Legislation Spells Relief for Banks, CRE Borrowers

Avison Young Principal Jay Maddox details the modifications to Dodd-Frank that clarify the rules and set the stage for lenders to provide more options to commercial real estate sponsors.

 

Jay Maddox, Avison Young

Amid the flurry of economic news last month, Congress enacted the Economic Growth, Regulatory Relief and Consumer Protection Act (S.2155) that contained a long list of rollbacks of post-recession regulations under the Dodd-Frank Act.  The good news for banks and borrowers is that this bill includes important clarifications and modifications to the previous High Volatility Commercial Real Estate (HVCRE) requirements promulgated in 2015 under Basel III that make it easier for banks to make acquisition, development and construction (“ADC”) loans.

The original rules required banks to carry 150 percent risk-weighting for loans categorized as HVCRE, meaning the banks would have to maintain 50 percent more regulatory capital against such loans than for to non-HVCRE loans.
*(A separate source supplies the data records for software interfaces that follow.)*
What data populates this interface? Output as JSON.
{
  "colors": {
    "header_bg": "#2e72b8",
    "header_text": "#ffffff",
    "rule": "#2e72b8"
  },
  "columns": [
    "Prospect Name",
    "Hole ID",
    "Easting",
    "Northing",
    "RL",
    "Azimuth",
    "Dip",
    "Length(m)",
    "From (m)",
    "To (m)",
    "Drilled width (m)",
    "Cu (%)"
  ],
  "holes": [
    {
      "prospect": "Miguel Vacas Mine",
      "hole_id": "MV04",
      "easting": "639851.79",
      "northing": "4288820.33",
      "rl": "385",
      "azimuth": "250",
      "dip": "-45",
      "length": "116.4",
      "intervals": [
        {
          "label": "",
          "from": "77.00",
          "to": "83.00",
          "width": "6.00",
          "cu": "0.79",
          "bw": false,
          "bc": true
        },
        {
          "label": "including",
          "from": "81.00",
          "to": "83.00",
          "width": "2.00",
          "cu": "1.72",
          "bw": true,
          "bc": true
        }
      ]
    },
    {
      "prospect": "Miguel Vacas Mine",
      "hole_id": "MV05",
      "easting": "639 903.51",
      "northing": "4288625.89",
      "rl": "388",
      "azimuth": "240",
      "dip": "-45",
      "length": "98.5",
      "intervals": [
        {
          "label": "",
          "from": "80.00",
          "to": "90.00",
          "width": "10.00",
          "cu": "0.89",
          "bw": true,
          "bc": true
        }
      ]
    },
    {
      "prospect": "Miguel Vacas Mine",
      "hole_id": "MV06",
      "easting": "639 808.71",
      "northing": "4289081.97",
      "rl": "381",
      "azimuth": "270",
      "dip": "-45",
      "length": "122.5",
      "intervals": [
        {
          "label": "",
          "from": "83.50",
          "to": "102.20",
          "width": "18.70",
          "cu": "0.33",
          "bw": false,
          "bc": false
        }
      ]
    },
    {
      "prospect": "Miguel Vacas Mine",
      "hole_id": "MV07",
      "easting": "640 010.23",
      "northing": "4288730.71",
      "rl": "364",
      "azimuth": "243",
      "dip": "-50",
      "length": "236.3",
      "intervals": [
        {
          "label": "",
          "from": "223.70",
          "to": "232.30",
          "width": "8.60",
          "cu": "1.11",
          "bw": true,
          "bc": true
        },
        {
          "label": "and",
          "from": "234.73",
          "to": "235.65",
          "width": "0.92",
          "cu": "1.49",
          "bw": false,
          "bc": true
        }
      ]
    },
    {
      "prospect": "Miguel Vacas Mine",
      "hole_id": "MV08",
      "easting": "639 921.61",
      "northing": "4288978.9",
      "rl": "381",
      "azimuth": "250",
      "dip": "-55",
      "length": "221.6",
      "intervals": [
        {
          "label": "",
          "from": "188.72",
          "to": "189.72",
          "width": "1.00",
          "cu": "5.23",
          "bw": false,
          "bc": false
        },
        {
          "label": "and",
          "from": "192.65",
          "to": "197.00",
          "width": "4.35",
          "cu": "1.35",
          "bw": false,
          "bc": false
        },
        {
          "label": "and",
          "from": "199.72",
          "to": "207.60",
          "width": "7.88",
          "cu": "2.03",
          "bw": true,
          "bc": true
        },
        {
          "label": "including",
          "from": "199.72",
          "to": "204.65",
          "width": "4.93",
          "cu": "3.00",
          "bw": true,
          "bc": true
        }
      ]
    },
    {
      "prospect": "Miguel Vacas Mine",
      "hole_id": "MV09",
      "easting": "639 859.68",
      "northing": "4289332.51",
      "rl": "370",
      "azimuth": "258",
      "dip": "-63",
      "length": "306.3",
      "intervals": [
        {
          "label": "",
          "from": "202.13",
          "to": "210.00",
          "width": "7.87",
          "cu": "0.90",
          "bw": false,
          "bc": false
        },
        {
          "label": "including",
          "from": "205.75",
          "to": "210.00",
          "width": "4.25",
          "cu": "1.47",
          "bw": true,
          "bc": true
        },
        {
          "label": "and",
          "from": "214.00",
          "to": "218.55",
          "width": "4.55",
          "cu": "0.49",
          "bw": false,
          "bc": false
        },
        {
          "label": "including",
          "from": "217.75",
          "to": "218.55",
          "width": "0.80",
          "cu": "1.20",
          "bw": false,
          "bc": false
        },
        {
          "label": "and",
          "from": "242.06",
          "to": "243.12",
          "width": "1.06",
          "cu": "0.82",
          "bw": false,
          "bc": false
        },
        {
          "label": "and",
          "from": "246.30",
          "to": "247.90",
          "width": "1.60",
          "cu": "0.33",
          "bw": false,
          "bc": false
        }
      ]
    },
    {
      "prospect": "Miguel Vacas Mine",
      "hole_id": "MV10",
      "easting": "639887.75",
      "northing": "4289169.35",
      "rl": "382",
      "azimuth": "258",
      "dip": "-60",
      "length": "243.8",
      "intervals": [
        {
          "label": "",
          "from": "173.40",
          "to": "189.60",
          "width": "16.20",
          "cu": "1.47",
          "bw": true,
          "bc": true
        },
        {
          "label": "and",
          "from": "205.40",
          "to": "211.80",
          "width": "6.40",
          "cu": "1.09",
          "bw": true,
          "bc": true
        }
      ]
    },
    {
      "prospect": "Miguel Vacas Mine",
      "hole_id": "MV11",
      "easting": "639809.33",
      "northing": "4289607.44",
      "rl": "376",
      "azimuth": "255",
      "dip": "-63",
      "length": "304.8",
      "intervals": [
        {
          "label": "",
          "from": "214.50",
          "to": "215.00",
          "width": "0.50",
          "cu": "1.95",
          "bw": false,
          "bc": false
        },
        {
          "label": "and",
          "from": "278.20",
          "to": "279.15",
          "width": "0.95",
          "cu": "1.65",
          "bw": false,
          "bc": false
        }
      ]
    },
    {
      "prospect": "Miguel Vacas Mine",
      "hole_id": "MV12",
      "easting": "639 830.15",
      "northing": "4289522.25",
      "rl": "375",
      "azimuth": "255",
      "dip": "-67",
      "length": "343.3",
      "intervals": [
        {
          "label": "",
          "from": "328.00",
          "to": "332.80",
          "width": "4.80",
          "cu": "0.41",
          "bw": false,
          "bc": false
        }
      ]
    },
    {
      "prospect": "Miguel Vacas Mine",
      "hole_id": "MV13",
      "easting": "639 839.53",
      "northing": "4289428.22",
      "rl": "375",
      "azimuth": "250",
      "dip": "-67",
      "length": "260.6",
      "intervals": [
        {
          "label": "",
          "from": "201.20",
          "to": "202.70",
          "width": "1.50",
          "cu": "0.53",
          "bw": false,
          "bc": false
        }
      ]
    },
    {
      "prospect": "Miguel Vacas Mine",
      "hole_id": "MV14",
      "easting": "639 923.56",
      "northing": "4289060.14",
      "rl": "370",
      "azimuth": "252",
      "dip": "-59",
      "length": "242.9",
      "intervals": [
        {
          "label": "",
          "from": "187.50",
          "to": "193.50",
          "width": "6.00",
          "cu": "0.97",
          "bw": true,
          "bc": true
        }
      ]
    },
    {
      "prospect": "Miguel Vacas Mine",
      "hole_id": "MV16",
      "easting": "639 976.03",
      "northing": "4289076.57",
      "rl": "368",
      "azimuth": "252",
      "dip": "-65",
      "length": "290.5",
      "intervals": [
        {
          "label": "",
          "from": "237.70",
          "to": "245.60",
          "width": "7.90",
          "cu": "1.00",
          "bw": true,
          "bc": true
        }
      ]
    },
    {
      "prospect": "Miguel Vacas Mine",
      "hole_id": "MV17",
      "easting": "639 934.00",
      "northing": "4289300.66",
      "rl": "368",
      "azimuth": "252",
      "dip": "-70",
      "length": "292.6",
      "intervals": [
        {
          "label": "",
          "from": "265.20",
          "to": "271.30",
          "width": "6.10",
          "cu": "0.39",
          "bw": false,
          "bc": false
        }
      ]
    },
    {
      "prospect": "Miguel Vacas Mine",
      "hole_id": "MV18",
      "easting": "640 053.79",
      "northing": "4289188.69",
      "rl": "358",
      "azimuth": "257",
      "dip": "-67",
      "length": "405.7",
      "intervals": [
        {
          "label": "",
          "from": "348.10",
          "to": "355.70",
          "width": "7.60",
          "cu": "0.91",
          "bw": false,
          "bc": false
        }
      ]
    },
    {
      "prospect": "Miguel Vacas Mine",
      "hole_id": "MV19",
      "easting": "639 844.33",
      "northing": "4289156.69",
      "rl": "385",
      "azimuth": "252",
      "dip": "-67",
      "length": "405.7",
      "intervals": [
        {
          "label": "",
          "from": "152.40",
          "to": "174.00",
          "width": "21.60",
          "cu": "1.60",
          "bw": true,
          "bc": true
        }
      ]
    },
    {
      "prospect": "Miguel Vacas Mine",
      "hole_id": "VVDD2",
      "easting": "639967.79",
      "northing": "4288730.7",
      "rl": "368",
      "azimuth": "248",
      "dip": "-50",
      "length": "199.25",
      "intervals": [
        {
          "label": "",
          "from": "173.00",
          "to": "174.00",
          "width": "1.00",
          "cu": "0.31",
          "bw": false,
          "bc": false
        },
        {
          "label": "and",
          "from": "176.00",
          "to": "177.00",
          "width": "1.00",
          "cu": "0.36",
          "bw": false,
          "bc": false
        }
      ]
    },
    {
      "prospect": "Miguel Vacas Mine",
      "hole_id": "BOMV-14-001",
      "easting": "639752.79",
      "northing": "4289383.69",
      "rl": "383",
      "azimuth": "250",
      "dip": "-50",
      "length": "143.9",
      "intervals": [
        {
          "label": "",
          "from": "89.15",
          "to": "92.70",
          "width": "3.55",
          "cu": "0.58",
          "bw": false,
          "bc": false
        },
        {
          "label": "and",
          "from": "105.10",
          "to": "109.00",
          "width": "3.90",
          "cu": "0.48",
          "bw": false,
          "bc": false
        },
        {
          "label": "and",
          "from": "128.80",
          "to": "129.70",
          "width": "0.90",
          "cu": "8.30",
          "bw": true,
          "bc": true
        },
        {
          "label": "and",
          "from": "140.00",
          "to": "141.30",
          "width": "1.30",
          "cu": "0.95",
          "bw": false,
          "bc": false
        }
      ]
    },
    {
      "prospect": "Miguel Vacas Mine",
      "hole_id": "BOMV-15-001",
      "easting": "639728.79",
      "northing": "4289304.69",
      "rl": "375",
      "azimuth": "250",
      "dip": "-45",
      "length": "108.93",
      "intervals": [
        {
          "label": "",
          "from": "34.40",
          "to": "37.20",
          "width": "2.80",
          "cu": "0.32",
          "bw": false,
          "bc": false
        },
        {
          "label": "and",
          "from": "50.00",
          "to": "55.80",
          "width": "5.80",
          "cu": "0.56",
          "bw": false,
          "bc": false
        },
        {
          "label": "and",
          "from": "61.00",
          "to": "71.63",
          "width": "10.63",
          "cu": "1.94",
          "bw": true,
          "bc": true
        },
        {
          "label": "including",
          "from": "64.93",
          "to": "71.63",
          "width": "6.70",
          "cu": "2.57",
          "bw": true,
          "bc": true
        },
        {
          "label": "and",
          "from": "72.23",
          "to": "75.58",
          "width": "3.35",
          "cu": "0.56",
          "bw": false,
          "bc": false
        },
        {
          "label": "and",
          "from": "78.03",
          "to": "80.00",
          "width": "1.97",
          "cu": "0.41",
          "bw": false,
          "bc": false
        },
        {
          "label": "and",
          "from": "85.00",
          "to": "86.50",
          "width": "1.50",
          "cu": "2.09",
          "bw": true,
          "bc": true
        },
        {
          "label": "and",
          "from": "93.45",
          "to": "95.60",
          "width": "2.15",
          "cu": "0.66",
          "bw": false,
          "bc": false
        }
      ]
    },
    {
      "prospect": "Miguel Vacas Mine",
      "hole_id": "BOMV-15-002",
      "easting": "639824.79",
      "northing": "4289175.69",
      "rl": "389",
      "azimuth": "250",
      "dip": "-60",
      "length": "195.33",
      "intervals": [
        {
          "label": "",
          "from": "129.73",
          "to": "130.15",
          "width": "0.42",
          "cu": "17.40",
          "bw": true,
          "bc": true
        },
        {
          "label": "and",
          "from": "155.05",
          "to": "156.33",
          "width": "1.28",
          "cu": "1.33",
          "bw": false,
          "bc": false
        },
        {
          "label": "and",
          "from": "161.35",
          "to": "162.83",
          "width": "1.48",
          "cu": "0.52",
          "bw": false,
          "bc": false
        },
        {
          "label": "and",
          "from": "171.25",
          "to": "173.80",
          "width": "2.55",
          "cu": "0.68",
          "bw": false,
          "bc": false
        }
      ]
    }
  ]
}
When the original HVCRE rules went into effect, there was significant outcry from both banks and borrowers.  Many banks simply classified all construction loans as HVCRE, curtailing their lending capacity.

The HVCRE rule opened the floodgates for non-bank lenders such as private loan funds that weren’t subject to risk-based capital rules.  The influx of capital from these lenders helped to maintain some competitive market stability, but for the most part, the HVCRE rules were considered over-reaching, and constrained the bank construction lending market. 

In response to many banks’ complaints about the complexity, ambiguity, and difficulty of implementing HVCRE rules, Federal bank regulatory agencies formally proposed changes during 2017 that would have created a new category subject to a reduced 130 percent capital surcharge called high volatility acquisition, development or construction (“HVADC”) credit risk exposure.  Banks would have been required to classify virtually all commercial real estate loans as HVADC, except for permanent loans where project income is sufficient to cover debt service, regardless of the borrower’s equity contribution.    

While the regulators’ proposed revisions were easier to interpret, they were still considered over-reaching, and left unanswered some important considerations that the final bill approved by Congress was intended to resolve.  The new legislation includes a new definition of an HVCRE ADC loan.

What Borrowers Should Expect

Here is a quick summary of the key changes under HVCRE ADC that benefit banks and borrowers alike:

  • As before under HVCRE, loans that are less than 80 percent of completed value, when the borrower’s capital contribution is at least 15% of the completed value, remain exempt from the 150% capital surcharge.
  • Borrowers can now count the appreciated market value of their equity in the property (rather than the purchase price, which would be much lower) toward their capital contribution, whereas under HVCRE this was excluded. Counting market equity was common industry practice before HVCRE, and this is a very welcome change..
  • Borrowers can now take cash distributions from the property provided the minimum 15% equity contribution is maintained, whereas under the original HVCRE rules distributions were prohibited.
  • Once development and construction are substantially completed and the property generates cash flow sufficient to cover debt service and expenses, it can be re-classified as non-HVCRE ADC. The original HVCRE rule did not spell out the conditions for re-classification.

These revisions to the FDIC code mandated by the new Congressional legislation that was signed by the president are likely to be adopted by regulators via a set of new regulations.  Industry groups such as the Mortgage Bankers Association and the CRE Finance Council are providing initial guidance to regulators as they craft the new rules to help ease the transition.

The new legislation goes a long way to softening and clarifying the original HVCRE regulations and mandates the FDIC to change the rules. Of course, there can be no assurance that banks will aggressively re-enter the construction lending market.  However, these changes may result in more banks increasing allocations, which should provide borrowers more options and better pricing and deal execution.